When copying the listing below, skip every picture and keep each word as it stands.
--- START ---
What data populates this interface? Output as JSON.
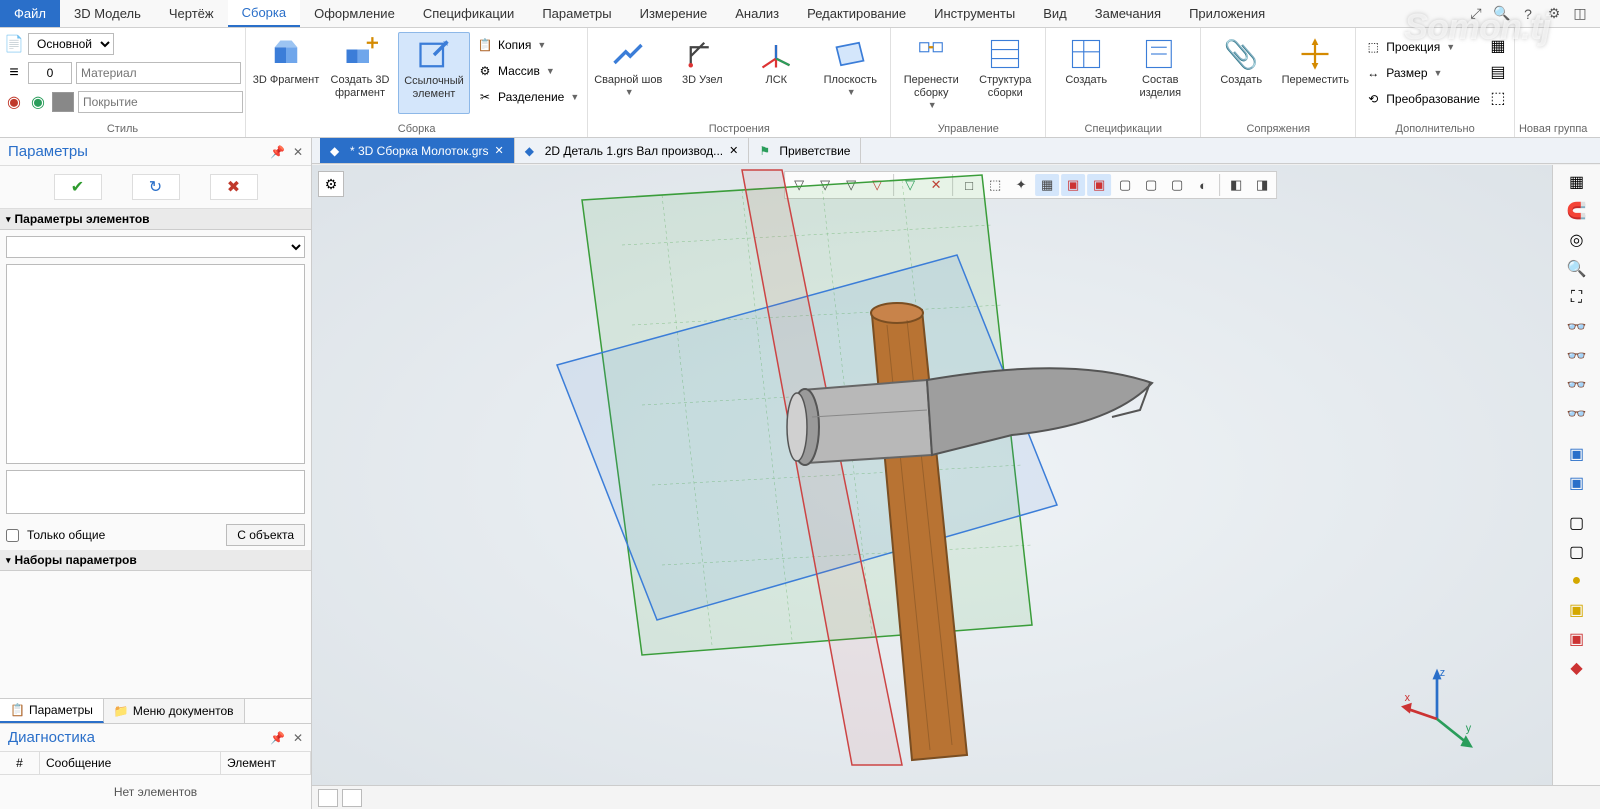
{
  "menu": {
    "file": "Файл",
    "items": [
      "3D Модель",
      "Чертёж",
      "Сборка",
      "Оформление",
      "Спецификации",
      "Параметры",
      "Измерение",
      "Анализ",
      "Редактирование",
      "Инструменты",
      "Вид",
      "Замечания",
      "Приложения"
    ],
    "active_index": 2
  },
  "style_panel": {
    "main_value": "Основной",
    "number_value": "0",
    "material_placeholder": "Материал",
    "cover_placeholder": "Покрытие",
    "group_label": "Стиль"
  },
  "ribbon": {
    "assembly": {
      "fragment3d": "3D\nФрагмент",
      "create3d": "Создать 3D\nфрагмент",
      "ref_elem": "Ссылочный\nэлемент",
      "copy": "Копия",
      "array": "Массив",
      "split": "Разделение",
      "group_label": "Сборка"
    },
    "build": {
      "weld": "Сварной\nшов",
      "node3d": "3D\nУзел",
      "lcs": "ЛСК",
      "plane": "Плоскость",
      "group_label": "Построения"
    },
    "manage": {
      "move_asm": "Перенести\nсборку",
      "struct": "Структура\nсборки",
      "group_label": "Управление"
    },
    "spec": {
      "create": "Создать",
      "bom": "Состав\nизделия",
      "group_label": "Спецификации"
    },
    "mate": {
      "create": "Создать",
      "move": "Переместить",
      "group_label": "Сопряжения"
    },
    "extra": {
      "proj": "Проекция",
      "size": "Размер",
      "transform": "Преобразование",
      "group_label": "Дополнительно"
    },
    "newgroup": "Новая группа"
  },
  "doctabs": [
    {
      "label": "* 3D Сборка Молоток.grs",
      "active": true
    },
    {
      "label": "2D Деталь 1.grs  Вал производ...",
      "active": false
    },
    {
      "label": "Приветствие",
      "active": false
    }
  ],
  "params_panel": {
    "title": "Параметры",
    "section_elems": "Параметры элементов",
    "only_common": "Только общие",
    "from_object": "С объекта",
    "section_sets": "Наборы параметров",
    "tab_params": "Параметры",
    "tab_docs": "Меню документов"
  },
  "diag_panel": {
    "title": "Диагностика",
    "col_num": "#",
    "col_msg": "Сообщение",
    "col_elem": "Элемент",
    "empty": "Нет элементов"
  },
  "gizmo": {
    "x": "x",
    "y": "y",
    "z": "z"
  },
  "watermark": "Somon.tj"
}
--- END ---
ANSWER SECTION:
What data populates this interface? Output as JSON.
{
  "menu": {
    "file": "Файл",
    "items": [
      "3D Модель",
      "Чертёж",
      "Сборка",
      "Оформление",
      "Спецификации",
      "Параметры",
      "Измерение",
      "Анализ",
      "Редактирование",
      "Инструменты",
      "Вид",
      "Замечания",
      "Приложения"
    ],
    "active_index": 2
  },
  "style_panel": {
    "main_value": "Основной",
    "number_value": "0",
    "material_placeholder": "Материал",
    "cover_placeholder": "Покрытие",
    "group_label": "Стиль"
  },
  "ribbon": {
    "assembly": {
      "fragment3d": "3D\nФрагмент",
      "create3d": "Создать 3D\nфрагмент",
      "ref_elem": "Ссылочный\nэлемент",
      "copy": "Копия",
      "array": "Массив",
      "split": "Разделение",
      "group_label": "Сборка"
    },
    "build": {
      "weld": "Сварной\nшов",
      "node3d": "3D\nУзел",
      "lcs": "ЛСК",
      "plane": "Плоскость",
      "group_label": "Построения"
    },
    "manage": {
      "move_asm": "Перенести\nсборку",
      "struct": "Структура\nсборки",
      "group_label": "Управление"
    },
    "spec": {
      "create": "Создать",
      "bom": "Состав\nизделия",
      "group_label": "Спецификации"
    },
    "mate": {
      "create": "Создать",
      "move": "Переместить",
      "group_label": "Сопряжения"
    },
    "extra": {
      "proj": "Проекция",
      "size": "Размер",
      "transform": "Преобразование",
      "group_label": "Дополнительно"
    },
    "newgroup": "Новая группа"
  },
  "doctabs": [
    {
      "label": "* 3D Сборка Молоток.grs",
      "active": true
    },
    {
      "label": "2D Деталь 1.grs  Вал производ...",
      "active": false
    },
    {
      "label": "Приветствие",
      "active": false
    }
  ],
  "params_panel": {
    "title": "Параметры",
    "section_elems": "Параметры элементов",
    "only_common": "Только общие",
    "from_object": "С объекта",
    "section_sets": "Наборы параметров",
    "tab_params": "Параметры",
    "tab_docs": "Меню документов"
  },
  "diag_panel": {
    "title": "Диагностика",
    "col_num": "#",
    "col_msg": "Сообщение",
    "col_elem": "Элемент",
    "empty": "Нет элементов"
  },
  "gizmo": {
    "x": "x",
    "y": "y",
    "z": "z"
  },
  "watermark": "Somon.tj"
}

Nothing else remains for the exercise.